Since children’s immunity is immature and not as strong as adults they are prone to contract infections or fall sick easily during journeys. Some common diseases include infections, respiratory illnesses, allergies, diarrhoea, tuberculosis and malaria. Therefore, it is important to exercise necessary precautions and be prepared before you begin travel with your child to avoid discomfort at a later stage.
What are the Symptoms of Travel Sickness in Children?
The common symptoms of paediatric travel diseases include fever, abdominal pain, headache, body ache, dizziness, cough, watery stools, and vomiting.
Safe Travel Practices to Prevent Travel Diseases
Maintain Hygiene to Prevent Food, Water and Air Borne Infections
- Wash hands with soap and water.
- Drink bottled or boiled water only.
- Eat hygienically cooked food. Packed food should be consumed if the former is unavailable.
- Eat only those vegetables or fruits that have been bought whole and peeled.
- Use pasteurized milk only.
- Avoid chilled liquids, raw sea food, reheated and street food.
- Cover your mouth when you sneeze or cough.
To Prevent Malaria
Wearing full sleeved clothes and applying mosquito-repellent creams are effective ways to reduce the spread of malaria.
To Prevent Transmission from Animals to Humans
- Restrict your child from going near or touching and playing with wild animals.
To Prevent Sunburn
- Dress the child in full sleeved shirts or tops and full-length pants including hat and sunglasses to wear.

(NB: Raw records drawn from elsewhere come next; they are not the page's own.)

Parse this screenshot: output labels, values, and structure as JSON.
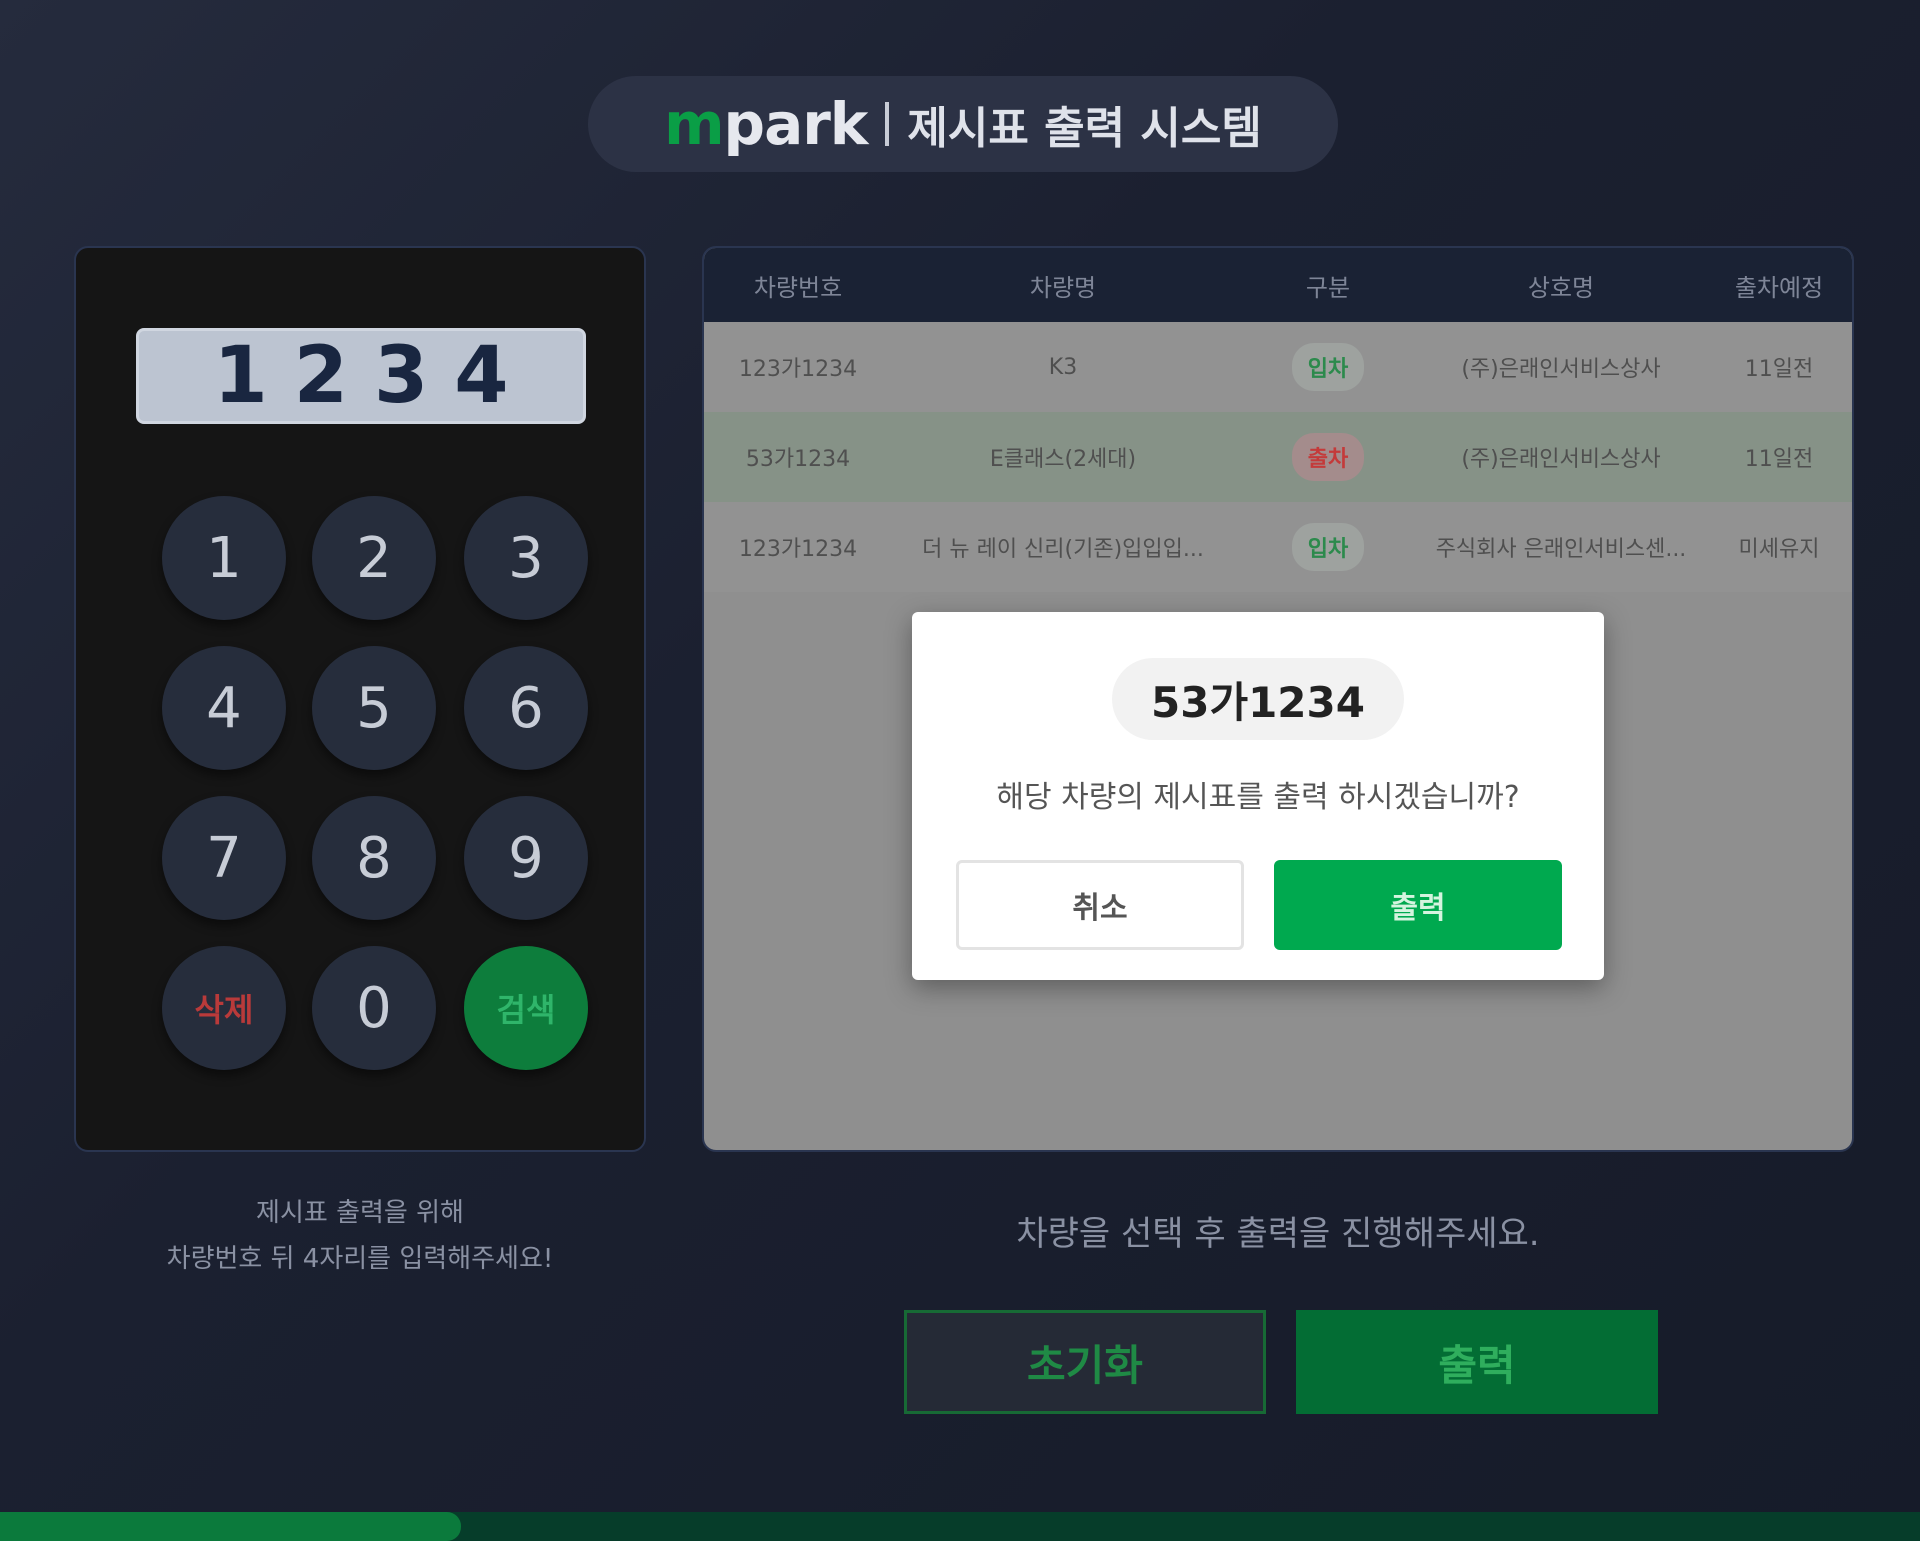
{
  "header": {
    "logo_m": "m",
    "logo_rest": "park",
    "title": "제시표 출력 시스템"
  },
  "keypad": {
    "display_value": "1234",
    "keys": [
      "1",
      "2",
      "3",
      "4",
      "5",
      "6",
      "7",
      "8",
      "9"
    ],
    "delete_label": "삭제",
    "zero_label": "0",
    "confirm_label": "검색"
  },
  "list": {
    "columns": [
      "차량번호",
      "차량명",
      "구분",
      "상호명",
      "출차예정"
    ],
    "rows": [
      {
        "plate": "123가1234",
        "car": "K3",
        "type": "입차",
        "company": "(주)은래인서비스상사",
        "due": "11일전"
      },
      {
        "plate": "53가1234",
        "car": "E클래스(2세대)",
        "type": "출차",
        "company": "(주)은래인서비스상사",
        "due": "11일전"
      },
      {
        "plate": "123가1234",
        "car": "더 뉴 레이 신리(기존)입입입...",
        "type": "입차",
        "company": "주식회사 은래인서비스센...",
        "due": "미세유지"
      }
    ]
  },
  "modal": {
    "plate": "53가1234",
    "message": "해당 차량의 제시표를 출력 하시겠습니까?",
    "cancel_label": "취소",
    "print_label": "출력"
  },
  "hints": {
    "left_line1": "제시표 출력을 위해",
    "left_line2": "차량번호 뒤 4자리를 입력해주세요!",
    "right": "차량을 선택 후 출력을 진행해주세요."
  },
  "actions": {
    "reset_label": "초기화",
    "print_label": "출력"
  },
  "progress": {
    "value_fraction": 0.24
  },
  "colors": {
    "accent_green": "#00a94f",
    "delete_red": "#b93a3a"
  }
}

- Apply sufficient amount of sunscreen, minimum SPF 30+, preferably 30 minutes before sun exposure.
Car and Travel Safety
- Keep your child buckled up in cars to avoid motor vehicle injuries.
Immunization for Paediatric Travel
It is important to be prepared and get your child vaccinated in advance as:
- Certain medications or vaccines that are suitable for adults are not recommended for treatment of children due to the possibility of adverse reactions, while,
- Certain medicines may simply be ineffective in children.
Common diseases and infections that can be prevented through vaccination include:
- Hepatitis A and B
- Diphtheria–Tetanus–Pertussis (DTP)
- Human Papillomavirus (HPV)
- Poliomyelitis (Polio)
- Bacterial infections like pneumonia, meningitis and blood infection
When Should I Get My Child Vaccinated?
For most of the diseases listed above, the vaccine administration starts from 2 months, followed by the next dose at 4 months, 6 months and 4 years each. The dosing schedule may vary slightly and for a better understanding, you may discuss in detail with your paediatrician.
What are “Travel-Specific Vaccines”?
Certain other vaccines may also be administered depending on the place you are visiting and the nature of the trip. These are termed “travel-specific vaccines” and may include cholera, typhoid, yellow fever, rabies, Bacille Calmette–Guérin (BCG) and Japanese encephalitis.
How are Vaccines Administered?
The common route of injection is intramuscular, an injection that is given into a muscle usually the upper arm or buttocks. Some vaccines may be given for oral use in the form of capsules to be swallowed.
Other Treatments for Paediatric Travel Diseases
If despite taking necessary precautions, your child still falls sick, he/she maybe given suitable medicines based on the symptoms. In addition, fluids and oral electrolyte solutions may be administered to prevent dehydration. Increased fluid intake is especially important in diarrhoea and vomiting. Follow your paediatrician’s instructions for a smooth and speedy recovery.